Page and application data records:
· · · ·
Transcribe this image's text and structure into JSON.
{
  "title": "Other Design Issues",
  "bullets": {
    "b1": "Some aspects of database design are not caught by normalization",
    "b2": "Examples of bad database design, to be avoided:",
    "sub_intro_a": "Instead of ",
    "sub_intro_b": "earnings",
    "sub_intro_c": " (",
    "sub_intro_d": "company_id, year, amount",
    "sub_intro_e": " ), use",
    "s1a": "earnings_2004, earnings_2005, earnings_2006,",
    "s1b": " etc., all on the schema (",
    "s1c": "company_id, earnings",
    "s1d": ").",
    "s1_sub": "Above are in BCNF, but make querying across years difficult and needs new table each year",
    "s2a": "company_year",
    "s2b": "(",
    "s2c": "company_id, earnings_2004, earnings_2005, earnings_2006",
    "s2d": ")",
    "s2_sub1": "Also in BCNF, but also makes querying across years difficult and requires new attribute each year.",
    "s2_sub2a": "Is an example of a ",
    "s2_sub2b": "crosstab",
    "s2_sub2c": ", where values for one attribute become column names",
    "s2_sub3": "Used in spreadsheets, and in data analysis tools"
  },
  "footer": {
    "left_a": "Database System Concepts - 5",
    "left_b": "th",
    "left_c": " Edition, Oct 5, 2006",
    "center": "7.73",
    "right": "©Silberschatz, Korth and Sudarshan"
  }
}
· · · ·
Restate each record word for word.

Output of the exercise:
Transcribe this image's text and structure into JSON.
{
  "title": "Other Design Issues",
  "bullets": {
    "b1": "Some aspects of database design are not caught by normalization",
    "b2": "Examples of bad database design, to be avoided:",
    "sub_intro_a": "Instead of ",
    "sub_intro_b": "earnings",
    "sub_intro_c": " (",
    "sub_intro_d": "company_id, year, amount",
    "sub_intro_e": " ), use",
    "s1a": "earnings_2004, earnings_2005, earnings_2006,",
    "s1b": " etc., all on the schema (",
    "s1c": "company_id, earnings",
    "s1d": ").",
    "s1_sub": "Above are in BCNF, but make querying across years difficult and needs new table each year",
    "s2a": "company_year",
    "s2b": "(",
    "s2c": "company_id, earnings_2004, earnings_2005, earnings_2006",
    "s2d": ")",
    "s2_sub1": "Also in BCNF, but also makes querying across years difficult and requires new attribute each year.",
    "s2_sub2a": "Is an example of a ",
    "s2_sub2b": "crosstab",
    "s2_sub2c": ", where values for one attribute become column names",
    "s2_sub3": "Used in spreadsheets, and in data analysis tools"
  },
  "footer": {
    "left_a": "Database System Concepts - 5",
    "left_b": "th",
    "left_c": " Edition, Oct 5, 2006",
    "center": "7.73",
    "right": "©Silberschatz, Korth and Sudarshan"
  }
}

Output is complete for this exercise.